:: What to do ::
Among the records below, find each line bearing the word "title" and copy it.

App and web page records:
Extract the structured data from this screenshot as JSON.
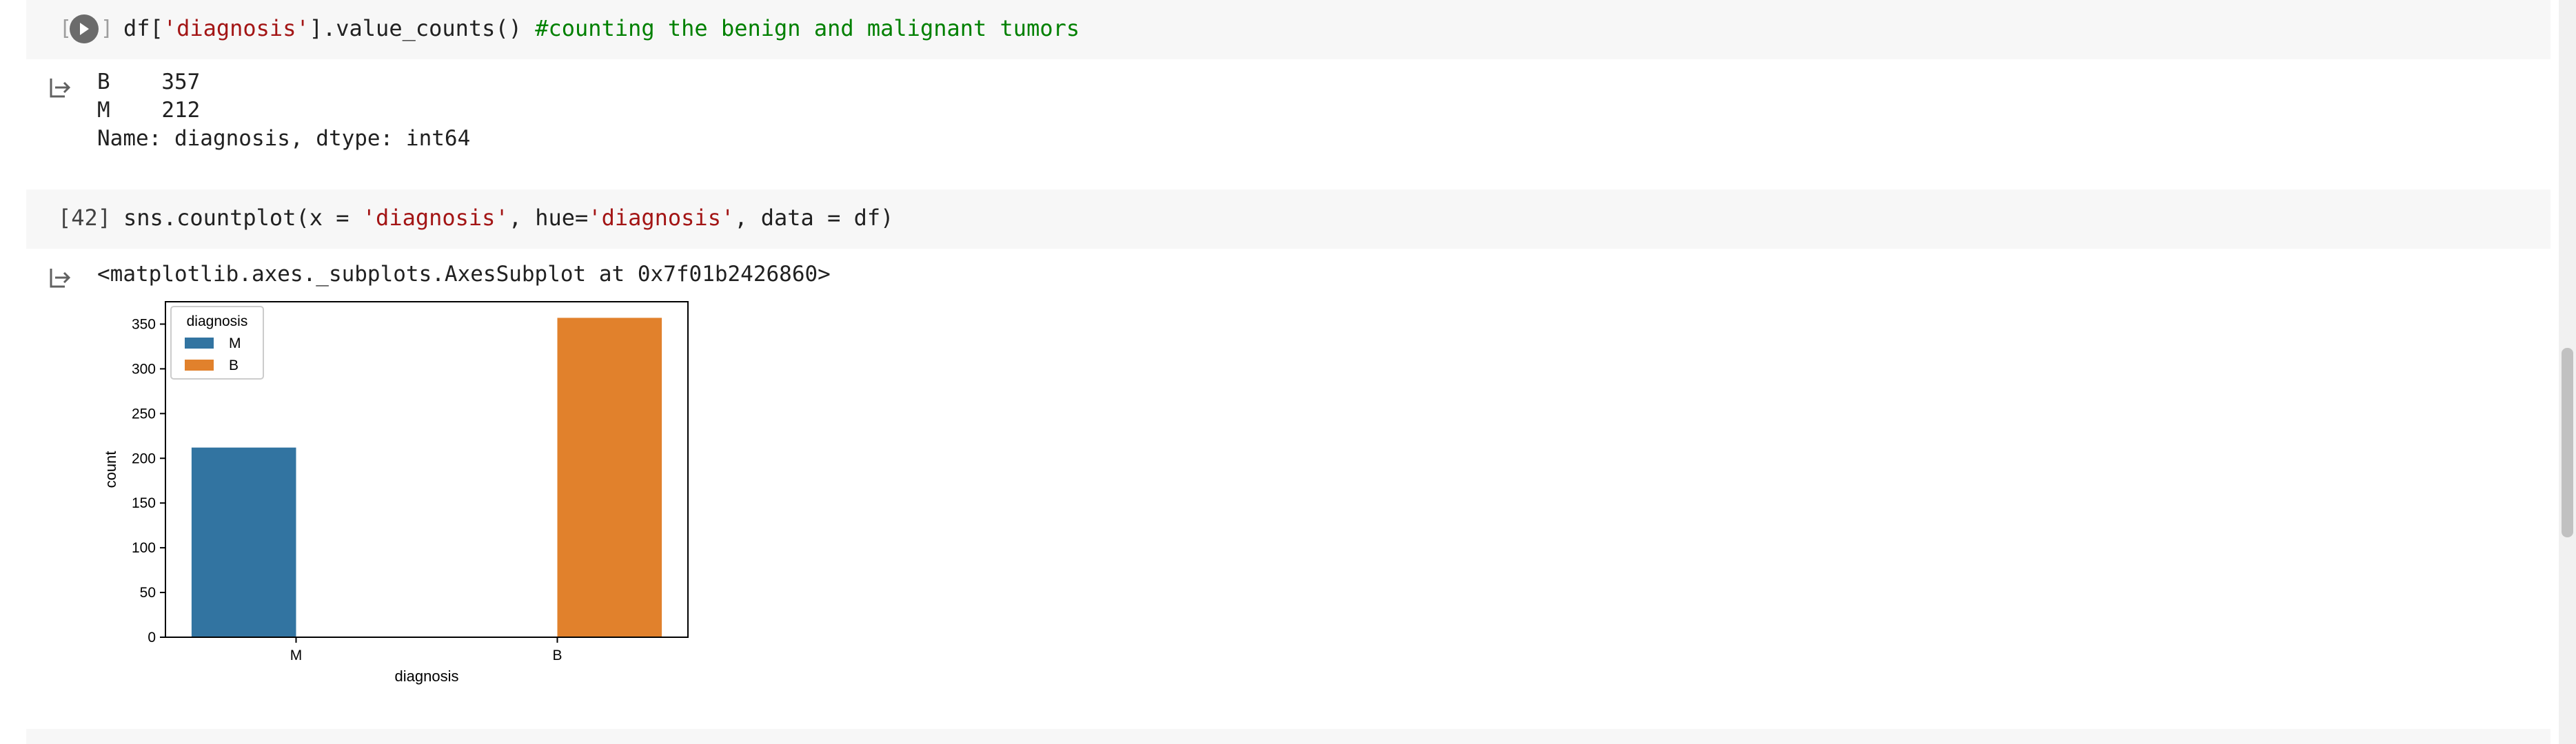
{
  "cell1": {
    "code_tokens": [
      {
        "t": "df[",
        "c": "plain"
      },
      {
        "t": "'diagnosis'",
        "c": "str"
      },
      {
        "t": "].value_counts() ",
        "c": "plain"
      },
      {
        "t": "#counting the benign and malignant tumors",
        "c": "com"
      }
    ],
    "output_lines": [
      "B    357",
      "M    212",
      "Name: diagnosis, dtype: int64"
    ]
  },
  "cell2": {
    "exec_count": "[42]",
    "code_tokens": [
      {
        "t": "sns.countplot(x = ",
        "c": "plain"
      },
      {
        "t": "'diagnosis'",
        "c": "str"
      },
      {
        "t": ", hue=",
        "c": "plain"
      },
      {
        "t": "'diagnosis'",
        "c": "str"
      },
      {
        "t": ", data = df)",
        "c": "plain"
      }
    ],
    "output_repr": "<matplotlib.axes._subplots.AxesSubplot at 0x7f01b2426860>"
  },
  "colors": {
    "series_m": "#3274a1",
    "series_b": "#e1812c",
    "string": "#a31515",
    "comment": "#008000"
  },
  "chart_data": {
    "type": "bar",
    "categories": [
      "M",
      "B"
    ],
    "series": [
      {
        "name": "M",
        "values": [
          212,
          null
        ]
      },
      {
        "name": "B",
        "values": [
          null,
          357
        ]
      }
    ],
    "xlabel": "diagnosis",
    "ylabel": "count",
    "ylim": [
      0,
      375
    ],
    "yticks": [
      0,
      50,
      100,
      150,
      200,
      250,
      300,
      350
    ],
    "legend": {
      "title": "diagnosis",
      "entries": [
        "M",
        "B"
      ],
      "placement": "top-left"
    }
  }
}
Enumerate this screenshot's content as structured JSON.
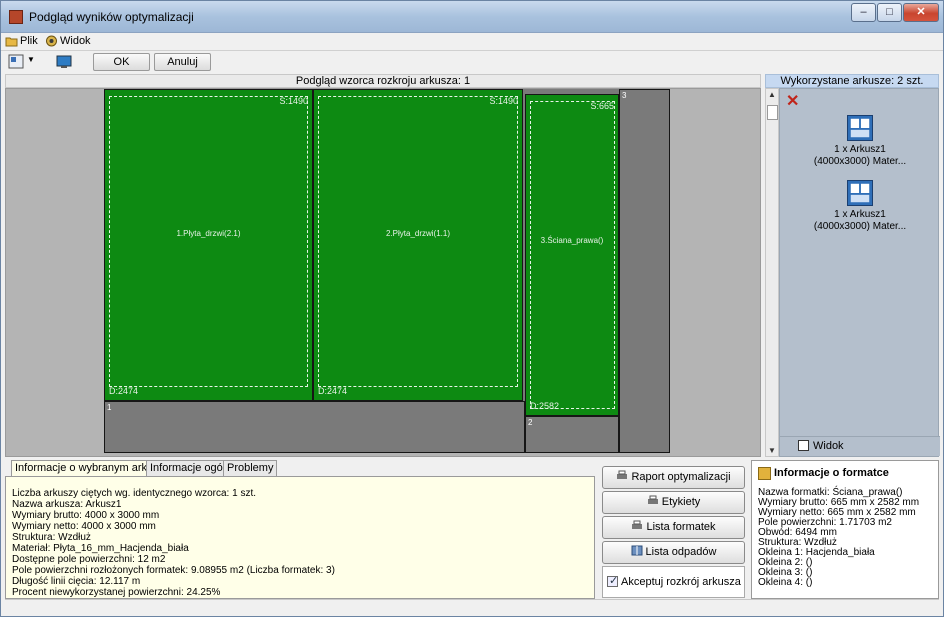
{
  "window": {
    "title": "Podgląd wyników optymalizacji"
  },
  "menu": [
    {
      "label": "Plik",
      "icon": "folder-icon"
    },
    {
      "label": "Widok",
      "icon": "view-icon"
    }
  ],
  "toolbar": {
    "ok_label": "OK",
    "cancel_label": "Anuluj"
  },
  "preview": {
    "header": "Podgląd wzorca rozkroju arkusza: 1",
    "panels": [
      {
        "size_top": "S:1490",
        "size_left": "D:2474",
        "label": "1.Płyta_drzwi(2.1)"
      },
      {
        "size_top": "S:1490",
        "size_left": "D:2474",
        "label": "2.Płyta_drzwi(1.1)"
      },
      {
        "size_top": "S:665",
        "size_left": "D:2582",
        "label": "3.Ściana_prawa()"
      }
    ],
    "waste_labels": [
      "1",
      "2",
      "3"
    ]
  },
  "sheets": {
    "header": "Wykorzystane arkusze: 2 szt.",
    "items": [
      {
        "line1": "1 x Arkusz1",
        "line2": "(4000x3000) Mater..."
      },
      {
        "line1": "1 x Arkusz1",
        "line2": "(4000x3000) Mater..."
      }
    ],
    "view_label": "Widok"
  },
  "tabs": [
    "Informacje o wybranym arkuszu",
    "Informacje ogólne",
    "Problemy"
  ],
  "sheet_info": [
    "Liczba arkuszy ciętych wg. identycznego wzorca: 1 szt.",
    "Nazwa arkusza: Arkusz1",
    "Wymiary brutto: 4000 x 3000 mm",
    "Wymiary netto: 4000 x 3000 mm",
    "Struktura: Wzdłuż",
    "Materiał: Płyta_16_mm_Hacjenda_biała",
    "Dostępne pole powierzchni: 12 m2",
    "Pole powierzchni rozłożonych formatek: 9.08955 m2  (Liczba formatek: 3)",
    "Długość linii cięcia: 12.117 m",
    "Procent niewykorzystanej powierzchni: 24.25%"
  ],
  "actions": {
    "report": "Raport optymalizacji",
    "labels": "Etykiety",
    "format_list": "Lista formatek",
    "waste_list": "Lista odpadów",
    "accept": "Akceptuj rozkrój arkusza"
  },
  "format_info": {
    "title": "Informacje o formatce",
    "lines": [
      "Nazwa formatki: Ściana_prawa()",
      "Wymiary brutto: 665 mm x 2582 mm",
      "Wymiary netto: 665 mm x 2582 mm",
      "Pole powierzchni: 1.71703 m2",
      "Obwód: 6494 mm",
      "Struktura: Wzdłuż",
      "Okleina 1: Hacjenda_biała",
      "Okleina 2: ()",
      "Okleina 3: ()",
      "Okleina 4: ()"
    ]
  },
  "colors": {
    "panel": "#0d8a12",
    "waste": "#7a7a7a",
    "accent": "#c6d9f1"
  }
}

:: Solution to the exercise ::
      "title": "diagnosis",
    "title": "Podgląd wyników optymalizacji"
    "title": "Informacje o formatce",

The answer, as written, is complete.